Recorded information:
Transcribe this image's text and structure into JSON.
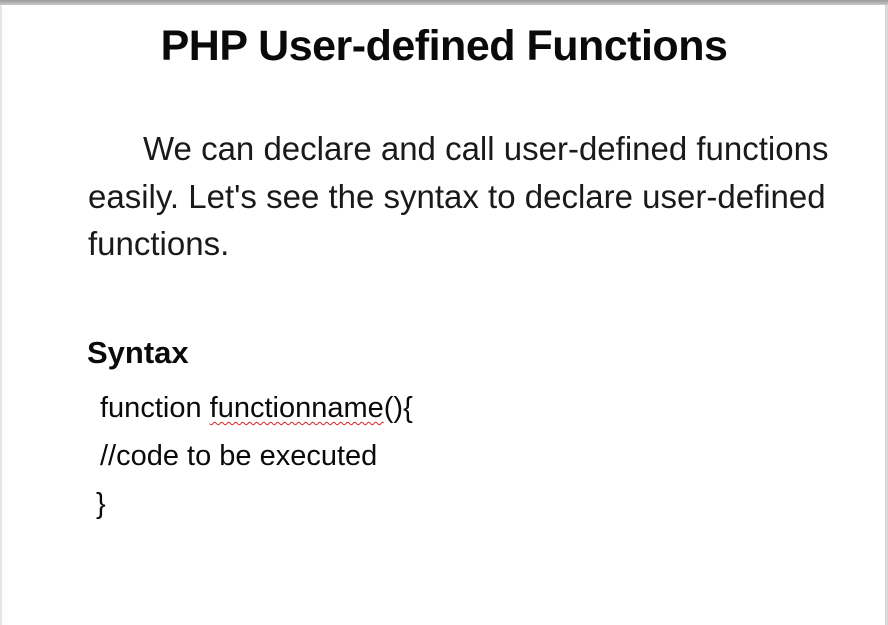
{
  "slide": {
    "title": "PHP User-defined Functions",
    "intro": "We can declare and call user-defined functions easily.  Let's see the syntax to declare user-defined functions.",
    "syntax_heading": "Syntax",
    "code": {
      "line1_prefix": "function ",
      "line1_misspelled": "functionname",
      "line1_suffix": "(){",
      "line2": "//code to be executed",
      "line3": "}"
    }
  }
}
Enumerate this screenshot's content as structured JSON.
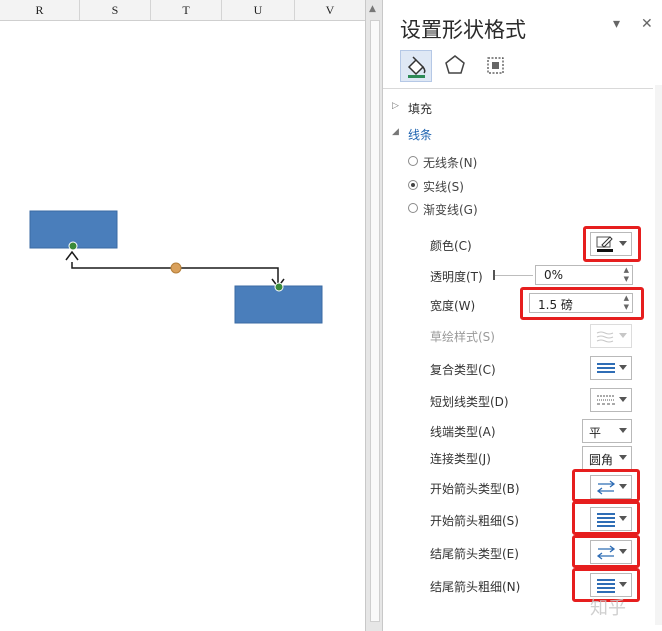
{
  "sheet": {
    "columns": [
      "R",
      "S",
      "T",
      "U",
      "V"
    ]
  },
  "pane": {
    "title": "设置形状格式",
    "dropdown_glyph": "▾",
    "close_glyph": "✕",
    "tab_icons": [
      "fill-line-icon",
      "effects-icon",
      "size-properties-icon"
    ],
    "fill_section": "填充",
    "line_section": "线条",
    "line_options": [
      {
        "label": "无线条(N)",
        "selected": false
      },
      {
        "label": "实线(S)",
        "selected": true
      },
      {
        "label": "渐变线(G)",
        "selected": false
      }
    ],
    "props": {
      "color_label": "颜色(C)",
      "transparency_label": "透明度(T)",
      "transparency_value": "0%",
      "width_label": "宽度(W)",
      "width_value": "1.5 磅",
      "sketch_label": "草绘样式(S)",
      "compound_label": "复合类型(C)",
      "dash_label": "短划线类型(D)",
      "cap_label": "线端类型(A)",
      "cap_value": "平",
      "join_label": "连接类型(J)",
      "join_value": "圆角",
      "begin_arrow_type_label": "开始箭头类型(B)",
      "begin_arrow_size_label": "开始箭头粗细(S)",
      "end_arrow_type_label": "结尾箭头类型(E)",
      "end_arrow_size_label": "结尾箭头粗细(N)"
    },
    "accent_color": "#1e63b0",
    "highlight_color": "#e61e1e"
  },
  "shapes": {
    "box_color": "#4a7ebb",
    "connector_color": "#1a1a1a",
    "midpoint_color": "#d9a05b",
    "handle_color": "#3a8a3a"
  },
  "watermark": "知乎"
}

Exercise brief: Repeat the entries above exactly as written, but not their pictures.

Expected answer:
Transcribe this image's text and structure into JSON.
{
  "slide": {
    "title": "PHP User-defined Functions",
    "intro": "We can declare and call user-defined functions easily.  Let's see the syntax to declare user-defined functions.",
    "syntax_heading": "Syntax",
    "code": {
      "line1_prefix": "function ",
      "line1_misspelled": "functionname",
      "line1_suffix": "(){",
      "line2": "//code to be executed",
      "line3": "}"
    }
  }
}
Enumerate this screenshot's content as structured JSON.
{
  "sheet": {
    "columns": [
      "R",
      "S",
      "T",
      "U",
      "V"
    ]
  },
  "pane": {
    "title": "设置形状格式",
    "dropdown_glyph": "▾",
    "close_glyph": "✕",
    "tab_icons": [
      "fill-line-icon",
      "effects-icon",
      "size-properties-icon"
    ],
    "fill_section": "填充",
    "line_section": "线条",
    "line_options": [
      {
        "label": "无线条(N)",
        "selected": false
      },
      {
        "label": "实线(S)",
        "selected": true
      },
      {
        "label": "渐变线(G)",
        "selected": false
      }
    ],
    "props": {
      "color_label": "颜色(C)",
      "transparency_label": "透明度(T)",
      "transparency_value": "0%",
      "width_label": "宽度(W)",
      "width_value": "1.5 磅",
      "sketch_label": "草绘样式(S)",
      "compound_label": "复合类型(C)",
      "dash_label": "短划线类型(D)",
      "cap_label": "线端类型(A)",
      "cap_value": "平",
      "join_label": "连接类型(J)",
      "join_value": "圆角",
      "begin_arrow_type_label": "开始箭头类型(B)",
      "begin_arrow_size_label": "开始箭头粗细(S)",
      "end_arrow_type_label": "结尾箭头类型(E)",
      "end_arrow_size_label": "结尾箭头粗细(N)"
    },
    "accent_color": "#1e63b0",
    "highlight_color": "#e61e1e"
  },
  "shapes": {
    "box_color": "#4a7ebb",
    "connector_color": "#1a1a1a",
    "midpoint_color": "#d9a05b",
    "handle_color": "#3a8a3a"
  },
  "watermark": "知乎"
}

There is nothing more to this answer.